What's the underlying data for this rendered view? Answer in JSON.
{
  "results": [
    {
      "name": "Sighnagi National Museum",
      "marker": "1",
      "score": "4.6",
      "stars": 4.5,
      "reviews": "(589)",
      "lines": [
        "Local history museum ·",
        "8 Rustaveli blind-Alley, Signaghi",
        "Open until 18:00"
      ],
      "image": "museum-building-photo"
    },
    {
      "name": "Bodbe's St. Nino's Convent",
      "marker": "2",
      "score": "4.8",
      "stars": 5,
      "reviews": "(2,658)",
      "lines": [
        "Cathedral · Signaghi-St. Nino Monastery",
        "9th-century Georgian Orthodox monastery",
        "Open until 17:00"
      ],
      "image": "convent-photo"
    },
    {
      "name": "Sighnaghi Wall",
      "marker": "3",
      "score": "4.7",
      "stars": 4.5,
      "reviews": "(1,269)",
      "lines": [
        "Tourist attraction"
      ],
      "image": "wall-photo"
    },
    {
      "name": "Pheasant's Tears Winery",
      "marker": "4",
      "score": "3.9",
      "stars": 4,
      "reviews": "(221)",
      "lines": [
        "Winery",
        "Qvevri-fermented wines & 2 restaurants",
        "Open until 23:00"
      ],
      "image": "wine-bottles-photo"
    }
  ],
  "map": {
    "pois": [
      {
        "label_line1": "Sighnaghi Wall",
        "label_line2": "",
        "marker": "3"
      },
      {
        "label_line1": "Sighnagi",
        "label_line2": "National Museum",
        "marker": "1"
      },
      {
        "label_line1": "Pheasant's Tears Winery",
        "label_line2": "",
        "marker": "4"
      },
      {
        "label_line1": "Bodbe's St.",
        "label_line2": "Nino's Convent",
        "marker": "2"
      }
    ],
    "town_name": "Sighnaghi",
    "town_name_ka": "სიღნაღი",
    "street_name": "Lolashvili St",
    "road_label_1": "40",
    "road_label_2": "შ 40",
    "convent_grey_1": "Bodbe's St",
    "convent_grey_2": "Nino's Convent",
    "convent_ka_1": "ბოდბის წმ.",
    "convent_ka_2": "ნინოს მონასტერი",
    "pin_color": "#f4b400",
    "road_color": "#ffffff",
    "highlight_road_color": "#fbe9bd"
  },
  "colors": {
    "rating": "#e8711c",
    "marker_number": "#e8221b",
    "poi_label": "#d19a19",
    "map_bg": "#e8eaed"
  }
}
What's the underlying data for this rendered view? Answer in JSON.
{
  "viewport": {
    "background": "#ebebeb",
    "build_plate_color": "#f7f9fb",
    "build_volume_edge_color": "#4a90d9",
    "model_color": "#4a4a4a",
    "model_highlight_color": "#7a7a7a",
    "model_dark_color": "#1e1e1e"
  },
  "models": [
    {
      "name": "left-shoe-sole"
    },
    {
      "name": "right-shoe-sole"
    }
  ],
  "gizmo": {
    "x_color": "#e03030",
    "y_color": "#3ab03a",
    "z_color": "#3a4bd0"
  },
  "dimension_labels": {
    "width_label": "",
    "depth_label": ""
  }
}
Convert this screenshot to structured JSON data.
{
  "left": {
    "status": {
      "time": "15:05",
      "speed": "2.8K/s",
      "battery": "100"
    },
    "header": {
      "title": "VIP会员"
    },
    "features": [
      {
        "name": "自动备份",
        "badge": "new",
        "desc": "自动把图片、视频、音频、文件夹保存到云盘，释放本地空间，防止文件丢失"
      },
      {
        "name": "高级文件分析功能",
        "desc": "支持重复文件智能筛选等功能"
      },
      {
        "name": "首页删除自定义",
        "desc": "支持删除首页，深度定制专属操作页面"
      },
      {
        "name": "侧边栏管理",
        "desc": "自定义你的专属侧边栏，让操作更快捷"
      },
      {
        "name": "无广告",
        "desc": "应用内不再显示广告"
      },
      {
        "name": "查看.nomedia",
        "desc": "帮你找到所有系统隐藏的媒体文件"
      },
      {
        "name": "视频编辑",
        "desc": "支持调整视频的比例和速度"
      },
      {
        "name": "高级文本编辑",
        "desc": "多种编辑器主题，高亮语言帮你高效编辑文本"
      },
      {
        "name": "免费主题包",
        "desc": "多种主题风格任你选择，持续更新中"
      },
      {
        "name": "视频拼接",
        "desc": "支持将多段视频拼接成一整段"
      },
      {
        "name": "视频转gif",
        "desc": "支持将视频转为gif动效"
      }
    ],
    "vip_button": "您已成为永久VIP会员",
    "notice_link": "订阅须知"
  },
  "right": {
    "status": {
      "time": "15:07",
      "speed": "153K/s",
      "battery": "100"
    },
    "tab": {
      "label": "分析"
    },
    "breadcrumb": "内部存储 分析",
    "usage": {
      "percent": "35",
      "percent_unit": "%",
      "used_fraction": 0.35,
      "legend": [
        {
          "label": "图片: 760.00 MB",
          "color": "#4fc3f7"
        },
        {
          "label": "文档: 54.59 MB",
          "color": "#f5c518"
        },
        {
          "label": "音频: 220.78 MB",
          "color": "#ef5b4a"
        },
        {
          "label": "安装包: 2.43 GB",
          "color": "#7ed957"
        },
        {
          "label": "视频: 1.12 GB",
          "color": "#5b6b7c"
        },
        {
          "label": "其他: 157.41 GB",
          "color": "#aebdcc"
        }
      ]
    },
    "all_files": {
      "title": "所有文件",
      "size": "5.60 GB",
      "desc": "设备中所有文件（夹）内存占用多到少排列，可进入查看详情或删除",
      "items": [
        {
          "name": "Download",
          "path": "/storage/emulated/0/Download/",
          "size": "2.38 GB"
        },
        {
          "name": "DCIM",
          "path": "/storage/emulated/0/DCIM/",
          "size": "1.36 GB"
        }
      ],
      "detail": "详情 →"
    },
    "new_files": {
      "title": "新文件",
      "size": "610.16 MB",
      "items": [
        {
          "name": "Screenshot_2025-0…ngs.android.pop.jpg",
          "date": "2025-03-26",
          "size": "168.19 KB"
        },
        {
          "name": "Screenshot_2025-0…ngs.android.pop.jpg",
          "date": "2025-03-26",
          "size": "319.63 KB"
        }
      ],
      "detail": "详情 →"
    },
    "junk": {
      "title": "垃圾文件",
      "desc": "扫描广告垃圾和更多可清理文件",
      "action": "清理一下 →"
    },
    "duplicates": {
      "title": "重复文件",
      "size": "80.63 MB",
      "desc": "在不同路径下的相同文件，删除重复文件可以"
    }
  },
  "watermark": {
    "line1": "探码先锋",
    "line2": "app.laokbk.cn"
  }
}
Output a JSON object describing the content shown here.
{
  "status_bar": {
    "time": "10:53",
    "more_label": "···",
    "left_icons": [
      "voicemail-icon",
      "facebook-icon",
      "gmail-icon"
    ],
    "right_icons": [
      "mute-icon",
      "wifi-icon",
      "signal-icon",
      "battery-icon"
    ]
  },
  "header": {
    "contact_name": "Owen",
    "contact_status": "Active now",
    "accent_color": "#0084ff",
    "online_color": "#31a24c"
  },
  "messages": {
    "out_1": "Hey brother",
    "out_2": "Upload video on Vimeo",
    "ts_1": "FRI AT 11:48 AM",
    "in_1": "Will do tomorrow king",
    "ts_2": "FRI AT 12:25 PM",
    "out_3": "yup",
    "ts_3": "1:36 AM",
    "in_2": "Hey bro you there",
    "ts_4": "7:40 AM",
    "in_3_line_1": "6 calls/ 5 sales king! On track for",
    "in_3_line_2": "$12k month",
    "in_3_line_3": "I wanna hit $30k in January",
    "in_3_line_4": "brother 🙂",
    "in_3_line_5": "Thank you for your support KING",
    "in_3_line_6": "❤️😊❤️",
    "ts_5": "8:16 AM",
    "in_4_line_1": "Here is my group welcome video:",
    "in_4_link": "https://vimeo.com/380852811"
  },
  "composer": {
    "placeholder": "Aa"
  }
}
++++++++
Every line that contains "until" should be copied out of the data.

        "Open until 18:00"
        "Open until 17:00"
        "Open until 23:00"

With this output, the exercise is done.